The listing below has to be output exactly as given, less its pictures.
----
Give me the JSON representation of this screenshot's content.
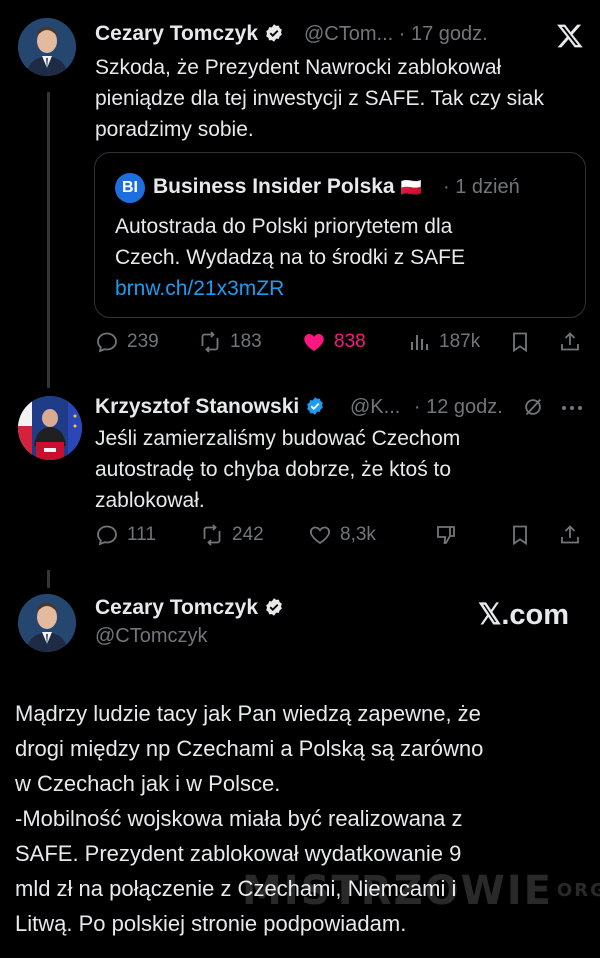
{
  "tweet1": {
    "author_name": "Cezary Tomczyk",
    "handle": "@CTom...",
    "time": "· 17 godz.",
    "text_lines": [
      "Szkoda, że Prezydent Nawrocki zablokował",
      "pieniądze dla tej inwestycji z SAFE. Tak czy siak",
      "poradzimy sobie."
    ],
    "quote": {
      "logo_text": "BI",
      "source_name": "Business Insider Polska",
      "flag": "🇵🇱",
      "time": "· 1 dzień",
      "text_lines": [
        "Autostrada do Polski priorytetem dla",
        "Czech. Wydadzą na to środki z SAFE"
      ],
      "link": "brnw.ch/21x3mZR"
    },
    "actions": {
      "replies": "239",
      "reposts": "183",
      "likes": "838",
      "views": "187k"
    }
  },
  "tweet2": {
    "author_name": "Krzysztof Stanowski",
    "handle": "@K...",
    "time": "· 12 godz.",
    "text_lines": [
      "Jeśli zamierzaliśmy budować Czechom",
      "autostradę to chyba dobrze, że ktoś to",
      "zablokował."
    ],
    "actions": {
      "replies": "111",
      "reposts": "242",
      "likes": "8,3k"
    }
  },
  "tweet3": {
    "author_name": "Cezary Tomczyk",
    "handle": "@CTomczyk",
    "xcom_label": "𝕏.com",
    "text_lines": [
      "Mądrzy ludzie tacy jak Pan wiedzą zapewne, że",
      "drogi między np Czechami a Polską są zarówno",
      "w Czechach jak i w Polsce.",
      "-Mobilność wojskowa miała być realizowana z",
      "SAFE. Prezydent zablokował wydatkowanie 9",
      "mld zł na połączenie z Czechami, Niemcami i",
      "Litwą. Po polskiej stronie podpowiadam."
    ]
  },
  "watermark": {
    "text": "MISTRZOWIE",
    "suffix": "ORG"
  },
  "colors": {
    "accent": "#1d9bf0",
    "like": "#f91880",
    "muted": "#71767b",
    "text": "#e7e9ea",
    "background": "#000000"
  }
}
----
- [EXERCISE ANSWER]
Give me the JSON representation of this screenshot's content.
{
  "tweet1": {
    "author_name": "Cezary Tomczyk",
    "handle": "@CTom...",
    "time": "· 17 godz.",
    "text_lines": [
      "Szkoda, że Prezydent Nawrocki zablokował",
      "pieniądze dla tej inwestycji z SAFE. Tak czy siak",
      "poradzimy sobie."
    ],
    "quote": {
      "logo_text": "BI",
      "source_name": "Business Insider Polska",
      "flag": "🇵🇱",
      "time": "· 1 dzień",
      "text_lines": [
        "Autostrada do Polski priorytetem dla",
        "Czech. Wydadzą na to środki z SAFE"
      ],
      "link": "brnw.ch/21x3mZR"
    },
    "actions": {
      "replies": "239",
      "reposts": "183",
      "likes": "838",
      "views": "187k"
    }
  },
  "tweet2": {
    "author_name": "Krzysztof Stanowski",
    "handle": "@K...",
    "time": "· 12 godz.",
    "text_lines": [
      "Jeśli zamierzaliśmy budować Czechom",
      "autostradę to chyba dobrze, że ktoś to",
      "zablokował."
    ],
    "actions": {
      "replies": "111",
      "reposts": "242",
      "likes": "8,3k"
    }
  },
  "tweet3": {
    "author_name": "Cezary Tomczyk",
    "handle": "@CTomczyk",
    "xcom_label": "𝕏.com",
    "text_lines": [
      "Mądrzy ludzie tacy jak Pan wiedzą zapewne, że",
      "drogi między np Czechami a Polską są zarówno",
      "w Czechach jak i w Polsce.",
      "-Mobilność wojskowa miała być realizowana z",
      "SAFE. Prezydent zablokował wydatkowanie 9",
      "mld zł na połączenie z Czechami, Niemcami i",
      "Litwą. Po polskiej stronie podpowiadam."
    ]
  },
  "watermark": {
    "text": "MISTRZOWIE",
    "suffix": "ORG"
  },
  "colors": {
    "accent": "#1d9bf0",
    "like": "#f91880",
    "muted": "#71767b",
    "text": "#e7e9ea",
    "background": "#000000"
  }
}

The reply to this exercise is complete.